## What this task involves
Pick out all lines of the entries that include the word "text" and copy them.

## Raw data
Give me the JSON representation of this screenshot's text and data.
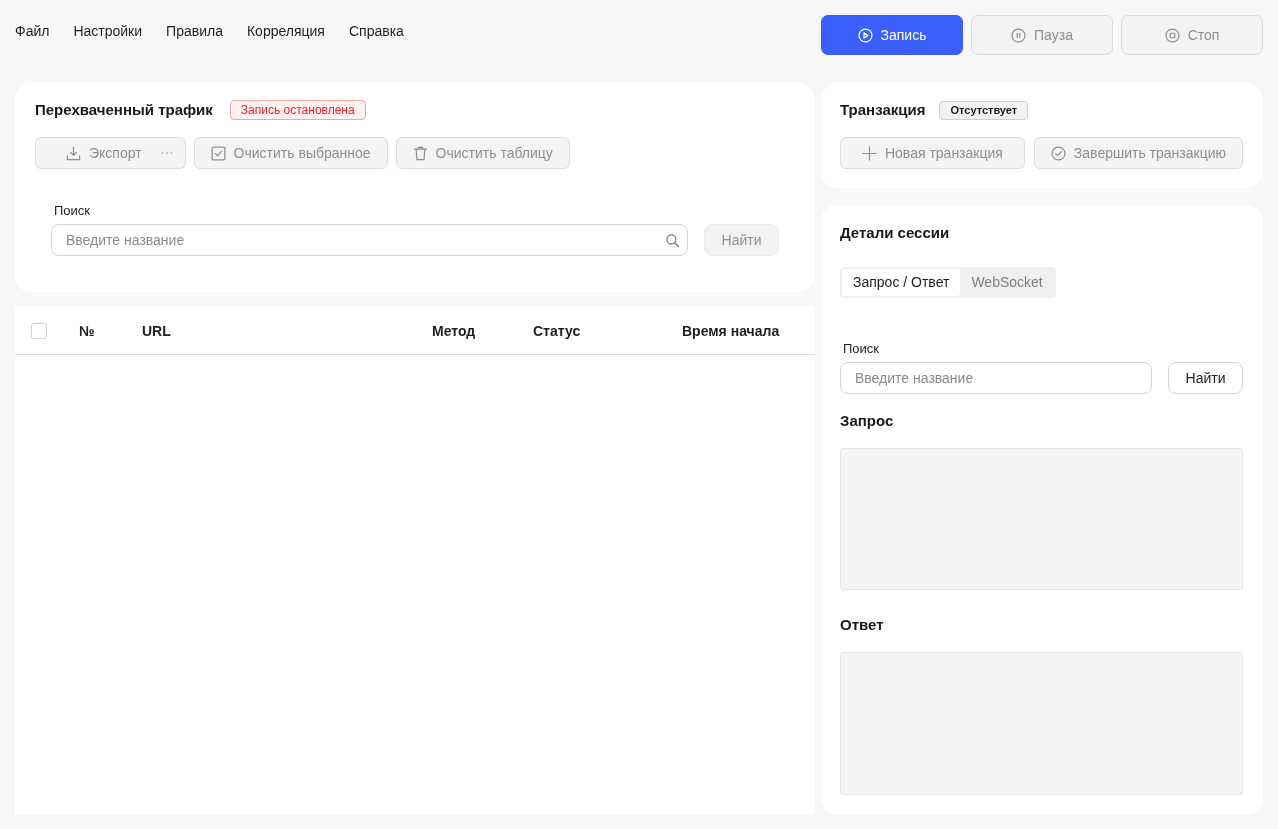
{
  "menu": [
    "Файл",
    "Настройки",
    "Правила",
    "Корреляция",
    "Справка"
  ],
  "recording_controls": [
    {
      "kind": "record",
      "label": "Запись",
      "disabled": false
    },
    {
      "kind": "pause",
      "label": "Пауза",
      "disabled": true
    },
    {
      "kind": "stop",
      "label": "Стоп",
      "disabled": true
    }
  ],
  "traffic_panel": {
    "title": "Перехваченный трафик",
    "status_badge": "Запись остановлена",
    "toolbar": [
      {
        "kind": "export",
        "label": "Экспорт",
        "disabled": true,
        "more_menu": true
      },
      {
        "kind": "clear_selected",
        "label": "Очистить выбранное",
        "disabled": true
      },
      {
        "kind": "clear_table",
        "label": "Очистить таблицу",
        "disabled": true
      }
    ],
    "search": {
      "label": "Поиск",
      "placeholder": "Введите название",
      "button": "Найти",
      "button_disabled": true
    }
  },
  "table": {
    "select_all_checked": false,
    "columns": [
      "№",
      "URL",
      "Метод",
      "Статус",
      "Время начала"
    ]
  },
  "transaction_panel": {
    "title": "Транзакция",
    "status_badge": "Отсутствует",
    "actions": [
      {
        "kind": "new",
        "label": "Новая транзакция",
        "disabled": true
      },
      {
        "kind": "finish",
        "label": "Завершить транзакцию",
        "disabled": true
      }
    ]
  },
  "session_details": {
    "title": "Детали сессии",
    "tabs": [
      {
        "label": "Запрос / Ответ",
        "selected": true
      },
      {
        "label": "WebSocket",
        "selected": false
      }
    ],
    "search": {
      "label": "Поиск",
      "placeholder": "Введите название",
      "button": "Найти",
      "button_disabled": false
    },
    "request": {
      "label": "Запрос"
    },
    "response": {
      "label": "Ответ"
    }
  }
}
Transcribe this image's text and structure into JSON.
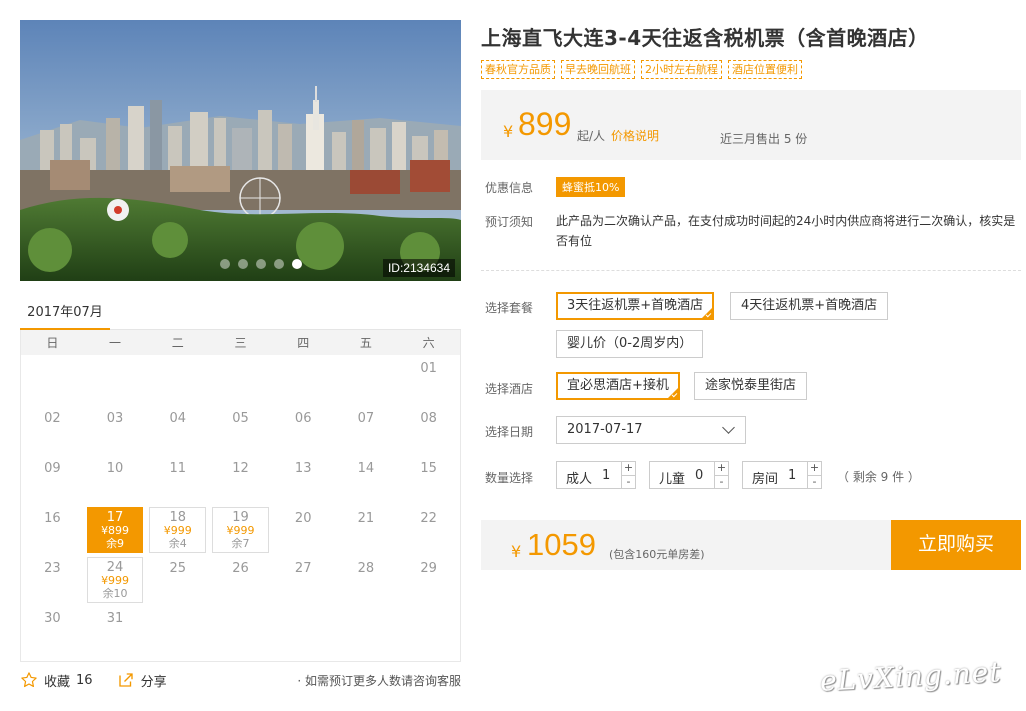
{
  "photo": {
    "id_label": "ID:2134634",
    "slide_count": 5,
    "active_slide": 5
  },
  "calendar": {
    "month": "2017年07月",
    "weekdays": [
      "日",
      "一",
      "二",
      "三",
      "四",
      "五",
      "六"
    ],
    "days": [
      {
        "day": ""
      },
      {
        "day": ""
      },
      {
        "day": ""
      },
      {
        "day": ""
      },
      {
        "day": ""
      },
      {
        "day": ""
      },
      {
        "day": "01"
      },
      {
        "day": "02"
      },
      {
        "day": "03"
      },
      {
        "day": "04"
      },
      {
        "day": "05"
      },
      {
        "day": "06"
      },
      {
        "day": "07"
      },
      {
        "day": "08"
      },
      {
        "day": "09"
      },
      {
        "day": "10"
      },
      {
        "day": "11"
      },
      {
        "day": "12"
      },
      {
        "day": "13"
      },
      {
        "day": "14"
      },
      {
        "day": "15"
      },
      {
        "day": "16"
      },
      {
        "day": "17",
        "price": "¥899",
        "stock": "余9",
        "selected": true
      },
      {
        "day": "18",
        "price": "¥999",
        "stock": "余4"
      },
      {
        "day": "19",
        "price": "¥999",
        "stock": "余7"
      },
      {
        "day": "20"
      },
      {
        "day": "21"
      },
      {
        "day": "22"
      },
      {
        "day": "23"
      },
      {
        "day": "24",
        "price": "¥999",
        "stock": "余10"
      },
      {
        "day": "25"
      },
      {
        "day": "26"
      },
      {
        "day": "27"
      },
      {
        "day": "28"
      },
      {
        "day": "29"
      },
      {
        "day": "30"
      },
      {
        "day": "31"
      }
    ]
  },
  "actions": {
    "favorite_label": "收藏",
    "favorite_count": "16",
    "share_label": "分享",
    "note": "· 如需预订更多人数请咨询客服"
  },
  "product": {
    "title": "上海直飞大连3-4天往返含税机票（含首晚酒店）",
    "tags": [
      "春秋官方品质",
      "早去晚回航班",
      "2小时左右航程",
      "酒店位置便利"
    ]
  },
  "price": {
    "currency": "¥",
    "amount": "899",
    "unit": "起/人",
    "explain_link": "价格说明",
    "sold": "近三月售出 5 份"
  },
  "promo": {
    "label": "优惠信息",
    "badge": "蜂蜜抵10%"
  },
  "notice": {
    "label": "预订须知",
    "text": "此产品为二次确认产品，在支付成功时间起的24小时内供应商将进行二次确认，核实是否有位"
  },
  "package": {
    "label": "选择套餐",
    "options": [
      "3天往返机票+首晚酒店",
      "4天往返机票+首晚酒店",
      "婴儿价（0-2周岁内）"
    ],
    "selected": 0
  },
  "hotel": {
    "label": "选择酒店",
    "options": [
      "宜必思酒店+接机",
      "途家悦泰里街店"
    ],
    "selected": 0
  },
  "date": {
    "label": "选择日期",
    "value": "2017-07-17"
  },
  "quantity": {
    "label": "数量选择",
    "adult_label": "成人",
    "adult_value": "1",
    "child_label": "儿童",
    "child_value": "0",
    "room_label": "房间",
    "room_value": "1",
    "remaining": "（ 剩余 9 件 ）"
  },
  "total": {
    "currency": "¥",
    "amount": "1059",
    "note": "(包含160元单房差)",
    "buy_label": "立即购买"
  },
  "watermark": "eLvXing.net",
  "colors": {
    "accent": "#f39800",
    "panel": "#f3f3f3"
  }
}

## Exercise response
Give me the JSON representation of this screenshot's text and data.
Transcribe this image's text and structure into JSON.
    "text": "此产品为二次确认产品，在支付成功时间起的24小时内供应商将进行二次确认，核实是否有位"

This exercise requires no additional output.